• WHAT THIS TASK INVOLVES: Gather up every line from the entries below that uses the word "Credit".

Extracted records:
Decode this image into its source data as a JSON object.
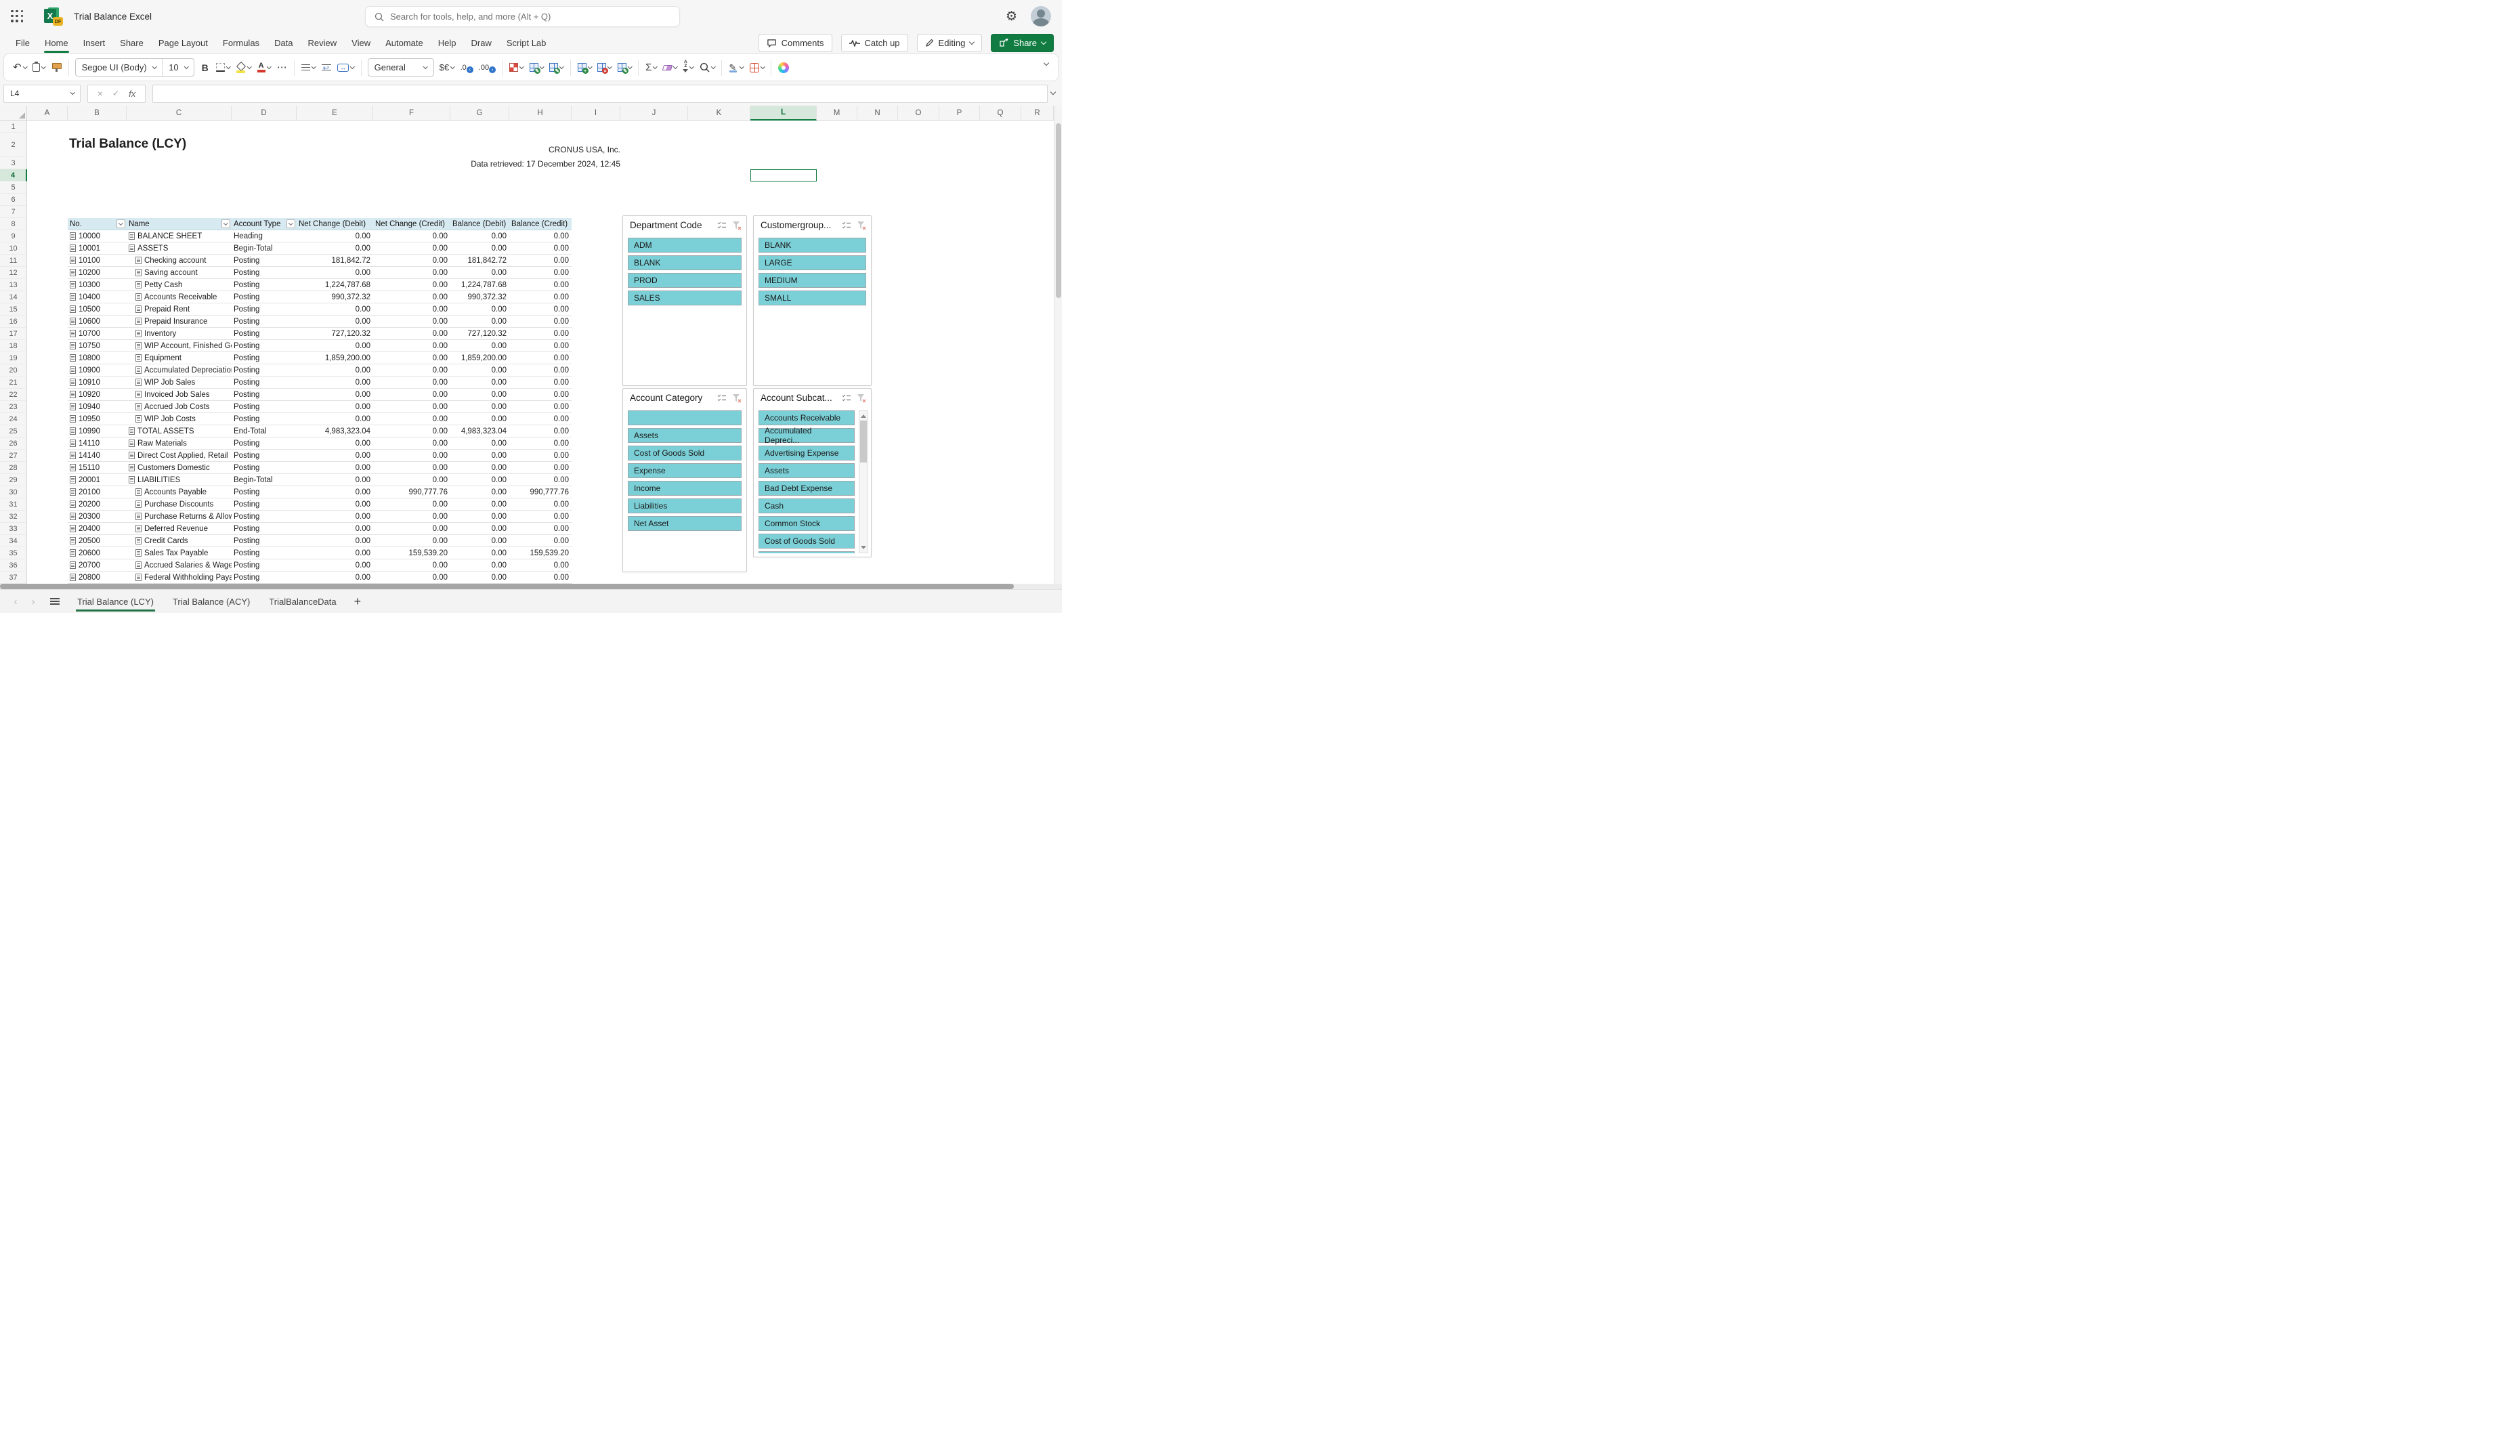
{
  "app": {
    "title": "Trial Balance Excel",
    "search_placeholder": "Search for tools, help, and more (Alt + Q)"
  },
  "ribbon": {
    "tabs": [
      "File",
      "Home",
      "Insert",
      "Share",
      "Page Layout",
      "Formulas",
      "Data",
      "Review",
      "View",
      "Automate",
      "Help",
      "Draw",
      "Script Lab"
    ],
    "active_tab": "Home",
    "comments_label": "Comments",
    "catch_up_label": "Catch up",
    "editing_label": "Editing",
    "share_label": "Share"
  },
  "toolbar": {
    "font_name": "Segoe UI (Body)",
    "font_size": "10",
    "bold_label": "B",
    "number_format": "General",
    "currency_label": "$€",
    "decrease_decimal_label": ".0",
    "increase_decimal_label": ".00",
    "autosum_label": "Σ",
    "sort_label": "AZ"
  },
  "formula_bar": {
    "name_box": "L4",
    "cancel_glyph": "×",
    "enter_glyph": "✓",
    "fx_label": "fx"
  },
  "grid": {
    "columns": [
      "A",
      "B",
      "C",
      "D",
      "E",
      "F",
      "G",
      "H",
      "I",
      "J",
      "K",
      "L",
      "M",
      "N",
      "O",
      "P",
      "Q",
      "R"
    ],
    "selected_column": "L",
    "row_count": 37,
    "selected_row": 4,
    "active_cell": "L4"
  },
  "sheet": {
    "title": "Trial Balance (LCY)",
    "company": "CRONUS USA, Inc.",
    "retrieved": "Data retrieved: 17 December 2024, 12:45",
    "table": {
      "headers": [
        "No.",
        "Name",
        "Account Type",
        "Net Change (Debit)",
        "Net Change (Credit)",
        "Balance (Debit)",
        "Balance (Credit)"
      ],
      "rows": [
        {
          "no": "10000",
          "name": "BALANCE SHEET",
          "type": "Heading",
          "ncd": "0.00",
          "ncc": "0.00",
          "bd": "0.00",
          "bc": "0.00",
          "indent": false
        },
        {
          "no": "10001",
          "name": "ASSETS",
          "type": "Begin-Total",
          "ncd": "0.00",
          "ncc": "0.00",
          "bd": "0.00",
          "bc": "0.00",
          "indent": false
        },
        {
          "no": "10100",
          "name": "Checking account",
          "type": "Posting",
          "ncd": "181,842.72",
          "ncc": "0.00",
          "bd": "181,842.72",
          "bc": "0.00",
          "indent": true
        },
        {
          "no": "10200",
          "name": "Saving account",
          "type": "Posting",
          "ncd": "0.00",
          "ncc": "0.00",
          "bd": "0.00",
          "bc": "0.00",
          "indent": true
        },
        {
          "no": "10300",
          "name": "Petty Cash",
          "type": "Posting",
          "ncd": "1,224,787.68",
          "ncc": "0.00",
          "bd": "1,224,787.68",
          "bc": "0.00",
          "indent": true
        },
        {
          "no": "10400",
          "name": "Accounts Receivable",
          "type": "Posting",
          "ncd": "990,372.32",
          "ncc": "0.00",
          "bd": "990,372.32",
          "bc": "0.00",
          "indent": true
        },
        {
          "no": "10500",
          "name": "Prepaid Rent",
          "type": "Posting",
          "ncd": "0.00",
          "ncc": "0.00",
          "bd": "0.00",
          "bc": "0.00",
          "indent": true
        },
        {
          "no": "10600",
          "name": "Prepaid Insurance",
          "type": "Posting",
          "ncd": "0.00",
          "ncc": "0.00",
          "bd": "0.00",
          "bc": "0.00",
          "indent": true
        },
        {
          "no": "10700",
          "name": "Inventory",
          "type": "Posting",
          "ncd": "727,120.32",
          "ncc": "0.00",
          "bd": "727,120.32",
          "bc": "0.00",
          "indent": true
        },
        {
          "no": "10750",
          "name": "WIP Account, Finished Goods",
          "type": "Posting",
          "ncd": "0.00",
          "ncc": "0.00",
          "bd": "0.00",
          "bc": "0.00",
          "indent": true
        },
        {
          "no": "10800",
          "name": "Equipment",
          "type": "Posting",
          "ncd": "1,859,200.00",
          "ncc": "0.00",
          "bd": "1,859,200.00",
          "bc": "0.00",
          "indent": true
        },
        {
          "no": "10900",
          "name": "Accumulated Depreciation",
          "type": "Posting",
          "ncd": "0.00",
          "ncc": "0.00",
          "bd": "0.00",
          "bc": "0.00",
          "indent": true
        },
        {
          "no": "10910",
          "name": "WIP Job Sales",
          "type": "Posting",
          "ncd": "0.00",
          "ncc": "0.00",
          "bd": "0.00",
          "bc": "0.00",
          "indent": true
        },
        {
          "no": "10920",
          "name": "Invoiced Job Sales",
          "type": "Posting",
          "ncd": "0.00",
          "ncc": "0.00",
          "bd": "0.00",
          "bc": "0.00",
          "indent": true
        },
        {
          "no": "10940",
          "name": "Accrued Job Costs",
          "type": "Posting",
          "ncd": "0.00",
          "ncc": "0.00",
          "bd": "0.00",
          "bc": "0.00",
          "indent": true
        },
        {
          "no": "10950",
          "name": "WIP Job Costs",
          "type": "Posting",
          "ncd": "0.00",
          "ncc": "0.00",
          "bd": "0.00",
          "bc": "0.00",
          "indent": true
        },
        {
          "no": "10990",
          "name": "TOTAL ASSETS",
          "type": "End-Total",
          "ncd": "4,983,323.04",
          "ncc": "0.00",
          "bd": "4,983,323.04",
          "bc": "0.00",
          "indent": false
        },
        {
          "no": "14110",
          "name": "Raw Materials",
          "type": "Posting",
          "ncd": "0.00",
          "ncc": "0.00",
          "bd": "0.00",
          "bc": "0.00",
          "indent": false
        },
        {
          "no": "14140",
          "name": "Direct Cost Applied, Retail",
          "type": "Posting",
          "ncd": "0.00",
          "ncc": "0.00",
          "bd": "0.00",
          "bc": "0.00",
          "indent": false
        },
        {
          "no": "15110",
          "name": "Customers Domestic",
          "type": "Posting",
          "ncd": "0.00",
          "ncc": "0.00",
          "bd": "0.00",
          "bc": "0.00",
          "indent": false
        },
        {
          "no": "20001",
          "name": "LIABILITIES",
          "type": "Begin-Total",
          "ncd": "0.00",
          "ncc": "0.00",
          "bd": "0.00",
          "bc": "0.00",
          "indent": false
        },
        {
          "no": "20100",
          "name": "Accounts Payable",
          "type": "Posting",
          "ncd": "0.00",
          "ncc": "990,777.76",
          "bd": "0.00",
          "bc": "990,777.76",
          "indent": true
        },
        {
          "no": "20200",
          "name": "Purchase Discounts",
          "type": "Posting",
          "ncd": "0.00",
          "ncc": "0.00",
          "bd": "0.00",
          "bc": "0.00",
          "indent": true
        },
        {
          "no": "20300",
          "name": "Purchase Returns & Allowances",
          "type": "Posting",
          "ncd": "0.00",
          "ncc": "0.00",
          "bd": "0.00",
          "bc": "0.00",
          "indent": true
        },
        {
          "no": "20400",
          "name": "Deferred Revenue",
          "type": "Posting",
          "ncd": "0.00",
          "ncc": "0.00",
          "bd": "0.00",
          "bc": "0.00",
          "indent": true
        },
        {
          "no": "20500",
          "name": "Credit Cards",
          "type": "Posting",
          "ncd": "0.00",
          "ncc": "0.00",
          "bd": "0.00",
          "bc": "0.00",
          "indent": true
        },
        {
          "no": "20600",
          "name": "Sales Tax Payable",
          "type": "Posting",
          "ncd": "0.00",
          "ncc": "159,539.20",
          "bd": "0.00",
          "bc": "159,539.20",
          "indent": true
        },
        {
          "no": "20700",
          "name": "Accrued Salaries & Wages",
          "type": "Posting",
          "ncd": "0.00",
          "ncc": "0.00",
          "bd": "0.00",
          "bc": "0.00",
          "indent": true
        },
        {
          "no": "20800",
          "name": "Federal Withholding Payable",
          "type": "Posting",
          "ncd": "0.00",
          "ncc": "0.00",
          "bd": "0.00",
          "bc": "0.00",
          "indent": true
        }
      ]
    }
  },
  "slicers": [
    {
      "title": "Department Code",
      "items": [
        "ADM",
        "BLANK",
        "PROD",
        "SALES"
      ],
      "scrollbar": false
    },
    {
      "title": "Customergroup...",
      "items": [
        "BLANK",
        "LARGE",
        "MEDIUM",
        "SMALL"
      ],
      "scrollbar": false
    },
    {
      "title": "Account Category",
      "items": [
        "",
        "Assets",
        "Cost of Goods Sold",
        "Expense",
        "Income",
        "Liabilities",
        "Net Asset"
      ],
      "scrollbar": false
    },
    {
      "title": "Account Subcat...",
      "items": [
        "Accounts Receivable",
        "Accumulated Depreci...",
        "Advertising Expense",
        "Assets",
        "Bad Debt Expense",
        "Cash",
        "Common Stock",
        "Cost of Goods Sold"
      ],
      "scrollbar": true
    }
  ],
  "sheet_tabs": {
    "tabs": [
      "Trial Balance (LCY)",
      "Trial Balance (ACY)",
      "TrialBalanceData"
    ],
    "active": "Trial Balance (LCY)",
    "add_label": "+"
  },
  "colors": {
    "excel_green": "#107c41",
    "selection_green": "#d5e8db",
    "table_header_blue": "#d8eaf1",
    "slicer_teal": "#7bcfd6"
  }
}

• TASK ANSWER:
        "Net Change (Credit)",
        "Balance (Credit)"
          "name": "Credit Cards",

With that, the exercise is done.